## Exercise
Working from the entries below, count every line that includes the word "photo". Return the figure alone.
Provided data Start Marker
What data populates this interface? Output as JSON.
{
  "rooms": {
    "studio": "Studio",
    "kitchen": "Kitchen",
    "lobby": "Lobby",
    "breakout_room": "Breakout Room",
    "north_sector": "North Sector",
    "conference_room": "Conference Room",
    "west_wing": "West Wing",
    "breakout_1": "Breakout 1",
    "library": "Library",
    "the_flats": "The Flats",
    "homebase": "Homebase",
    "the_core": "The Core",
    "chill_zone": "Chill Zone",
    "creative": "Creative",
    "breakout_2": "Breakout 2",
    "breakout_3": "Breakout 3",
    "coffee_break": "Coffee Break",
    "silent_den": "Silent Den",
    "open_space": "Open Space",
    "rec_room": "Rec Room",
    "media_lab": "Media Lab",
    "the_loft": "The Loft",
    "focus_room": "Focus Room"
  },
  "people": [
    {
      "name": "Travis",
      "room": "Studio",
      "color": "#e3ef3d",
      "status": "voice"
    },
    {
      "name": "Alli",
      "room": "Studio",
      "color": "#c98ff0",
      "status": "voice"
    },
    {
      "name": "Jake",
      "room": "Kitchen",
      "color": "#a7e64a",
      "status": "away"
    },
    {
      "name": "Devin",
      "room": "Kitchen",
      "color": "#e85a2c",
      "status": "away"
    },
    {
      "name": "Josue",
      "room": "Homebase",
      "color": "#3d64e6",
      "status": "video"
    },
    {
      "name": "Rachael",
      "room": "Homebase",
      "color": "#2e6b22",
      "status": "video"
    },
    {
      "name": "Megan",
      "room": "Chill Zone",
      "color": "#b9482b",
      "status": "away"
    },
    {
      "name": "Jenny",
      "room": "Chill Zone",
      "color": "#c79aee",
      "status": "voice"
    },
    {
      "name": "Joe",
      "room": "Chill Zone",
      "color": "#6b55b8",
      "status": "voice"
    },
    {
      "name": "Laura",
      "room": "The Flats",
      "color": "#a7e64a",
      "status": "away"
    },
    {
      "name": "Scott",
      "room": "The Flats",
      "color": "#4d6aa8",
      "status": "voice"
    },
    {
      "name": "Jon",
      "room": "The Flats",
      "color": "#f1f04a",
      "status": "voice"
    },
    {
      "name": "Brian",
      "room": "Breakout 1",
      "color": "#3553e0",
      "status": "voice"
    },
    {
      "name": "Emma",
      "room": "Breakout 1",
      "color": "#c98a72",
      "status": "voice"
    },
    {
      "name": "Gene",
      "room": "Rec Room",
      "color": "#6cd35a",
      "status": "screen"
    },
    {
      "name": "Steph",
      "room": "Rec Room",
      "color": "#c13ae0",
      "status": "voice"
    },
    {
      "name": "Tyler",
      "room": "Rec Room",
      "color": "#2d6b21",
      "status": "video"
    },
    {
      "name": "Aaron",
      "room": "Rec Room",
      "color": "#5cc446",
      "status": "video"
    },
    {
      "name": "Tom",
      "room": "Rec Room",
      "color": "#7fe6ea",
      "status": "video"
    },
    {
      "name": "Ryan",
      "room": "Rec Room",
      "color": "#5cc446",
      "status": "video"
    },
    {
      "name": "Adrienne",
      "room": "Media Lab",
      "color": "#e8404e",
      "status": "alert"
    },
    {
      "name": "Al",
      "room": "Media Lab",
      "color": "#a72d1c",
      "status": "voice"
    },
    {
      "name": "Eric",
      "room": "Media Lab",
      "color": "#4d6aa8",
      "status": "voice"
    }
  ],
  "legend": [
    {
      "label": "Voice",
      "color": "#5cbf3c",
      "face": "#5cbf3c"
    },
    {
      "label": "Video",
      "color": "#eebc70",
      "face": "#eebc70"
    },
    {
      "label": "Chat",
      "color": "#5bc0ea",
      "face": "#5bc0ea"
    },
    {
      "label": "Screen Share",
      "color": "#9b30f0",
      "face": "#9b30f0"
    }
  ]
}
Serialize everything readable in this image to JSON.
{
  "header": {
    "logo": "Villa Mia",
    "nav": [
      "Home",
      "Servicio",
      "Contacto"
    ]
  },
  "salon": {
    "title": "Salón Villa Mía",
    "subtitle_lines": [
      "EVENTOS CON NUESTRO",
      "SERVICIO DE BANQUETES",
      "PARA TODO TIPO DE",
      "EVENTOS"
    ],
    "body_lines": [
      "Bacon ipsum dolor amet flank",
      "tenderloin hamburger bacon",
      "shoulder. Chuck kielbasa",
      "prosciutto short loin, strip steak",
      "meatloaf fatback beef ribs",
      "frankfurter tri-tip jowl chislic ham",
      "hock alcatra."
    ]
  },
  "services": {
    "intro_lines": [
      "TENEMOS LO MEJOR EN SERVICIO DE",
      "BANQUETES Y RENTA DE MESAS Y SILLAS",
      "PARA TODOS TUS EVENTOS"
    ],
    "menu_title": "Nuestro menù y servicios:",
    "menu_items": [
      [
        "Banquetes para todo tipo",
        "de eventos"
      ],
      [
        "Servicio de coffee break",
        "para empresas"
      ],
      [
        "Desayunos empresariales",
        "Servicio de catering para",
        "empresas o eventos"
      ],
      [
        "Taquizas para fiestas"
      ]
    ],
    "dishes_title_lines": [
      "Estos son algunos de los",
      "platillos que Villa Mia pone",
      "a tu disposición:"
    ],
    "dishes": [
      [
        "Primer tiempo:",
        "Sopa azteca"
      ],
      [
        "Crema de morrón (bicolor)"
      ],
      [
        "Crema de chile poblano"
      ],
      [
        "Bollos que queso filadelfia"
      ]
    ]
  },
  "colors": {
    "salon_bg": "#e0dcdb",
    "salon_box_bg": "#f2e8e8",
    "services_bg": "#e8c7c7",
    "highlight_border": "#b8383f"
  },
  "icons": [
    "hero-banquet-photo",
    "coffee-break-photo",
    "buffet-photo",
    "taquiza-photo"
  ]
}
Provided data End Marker
## Response below
4